◆ Data records for software interfaces
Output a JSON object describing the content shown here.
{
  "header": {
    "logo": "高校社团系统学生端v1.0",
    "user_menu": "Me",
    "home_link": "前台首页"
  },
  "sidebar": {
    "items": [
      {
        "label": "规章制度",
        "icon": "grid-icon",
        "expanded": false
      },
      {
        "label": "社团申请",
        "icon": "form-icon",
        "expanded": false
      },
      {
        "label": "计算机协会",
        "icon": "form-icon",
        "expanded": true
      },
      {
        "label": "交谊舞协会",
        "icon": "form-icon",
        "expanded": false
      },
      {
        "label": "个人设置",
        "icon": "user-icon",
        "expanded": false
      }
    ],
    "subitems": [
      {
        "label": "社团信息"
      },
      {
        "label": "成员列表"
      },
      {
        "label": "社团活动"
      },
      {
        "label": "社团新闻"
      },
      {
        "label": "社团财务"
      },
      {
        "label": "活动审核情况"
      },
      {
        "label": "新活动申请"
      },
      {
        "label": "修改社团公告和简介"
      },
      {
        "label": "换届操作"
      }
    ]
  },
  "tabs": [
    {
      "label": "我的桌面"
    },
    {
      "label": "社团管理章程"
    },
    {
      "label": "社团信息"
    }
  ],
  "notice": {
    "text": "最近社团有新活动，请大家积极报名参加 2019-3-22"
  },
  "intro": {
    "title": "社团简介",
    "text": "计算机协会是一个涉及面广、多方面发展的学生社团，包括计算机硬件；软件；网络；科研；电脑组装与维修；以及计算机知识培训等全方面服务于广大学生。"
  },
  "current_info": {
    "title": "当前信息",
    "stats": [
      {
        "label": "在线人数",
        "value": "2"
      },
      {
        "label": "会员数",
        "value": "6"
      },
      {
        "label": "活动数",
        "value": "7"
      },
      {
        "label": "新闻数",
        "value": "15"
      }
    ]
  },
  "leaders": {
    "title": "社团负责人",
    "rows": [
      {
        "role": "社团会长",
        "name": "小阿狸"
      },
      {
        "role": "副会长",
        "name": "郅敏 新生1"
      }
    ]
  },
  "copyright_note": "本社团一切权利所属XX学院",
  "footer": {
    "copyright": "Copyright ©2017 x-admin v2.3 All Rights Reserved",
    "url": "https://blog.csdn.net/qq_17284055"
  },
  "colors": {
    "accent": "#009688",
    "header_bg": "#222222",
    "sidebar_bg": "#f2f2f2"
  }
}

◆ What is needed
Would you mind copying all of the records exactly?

◆ Your response
Output a JSON object describing the content shown here.
{
  "header": {
    "logo": "高校社团系统学生端v1.0",
    "user_menu": "Me",
    "home_link": "前台首页"
  },
  "sidebar": {
    "items": [
      {
        "label": "规章制度",
        "icon": "grid-icon",
        "expanded": false
      },
      {
        "label": "社团申请",
        "icon": "form-icon",
        "expanded": false
      },
      {
        "label": "计算机协会",
        "icon": "form-icon",
        "expanded": true
      },
      {
        "label": "交谊舞协会",
        "icon": "form-icon",
        "expanded": false
      },
      {
        "label": "个人设置",
        "icon": "user-icon",
        "expanded": false
      }
    ],
    "subitems": [
      {
        "label": "社团信息"
      },
      {
        "label": "成员列表"
      },
      {
        "label": "社团活动"
      },
      {
        "label": "社团新闻"
      },
      {
        "label": "社团财务"
      },
      {
        "label": "活动审核情况"
      },
      {
        "label": "新活动申请"
      },
      {
        "label": "修改社团公告和简介"
      },
      {
        "label": "换届操作"
      }
    ]
  },
  "tabs": [
    {
      "label": "我的桌面"
    },
    {
      "label": "社团管理章程"
    },
    {
      "label": "社团信息"
    }
  ],
  "notice": {
    "text": "最近社团有新活动，请大家积极报名参加 2019-3-22"
  },
  "intro": {
    "title": "社团简介",
    "text": "计算机协会是一个涉及面广、多方面发展的学生社团，包括计算机硬件；软件；网络；科研；电脑组装与维修；以及计算机知识培训等全方面服务于广大学生。"
  },
  "current_info": {
    "title": "当前信息",
    "stats": [
      {
        "label": "在线人数",
        "value": "2"
      },
      {
        "label": "会员数",
        "value": "6"
      },
      {
        "label": "活动数",
        "value": "7"
      },
      {
        "label": "新闻数",
        "value": "15"
      }
    ]
  },
  "leaders": {
    "title": "社团负责人",
    "rows": [
      {
        "role": "社团会长",
        "name": "小阿狸"
      },
      {
        "role": "副会长",
        "name": "郅敏 新生1"
      }
    ]
  },
  "copyright_note": "本社团一切权利所属XX学院",
  "footer": {
    "copyright": "Copyright ©2017 x-admin v2.3 All Rights Reserved",
    "url": "https://blog.csdn.net/qq_17284055"
  },
  "colors": {
    "accent": "#009688",
    "header_bg": "#222222",
    "sidebar_bg": "#f2f2f2"
  }
}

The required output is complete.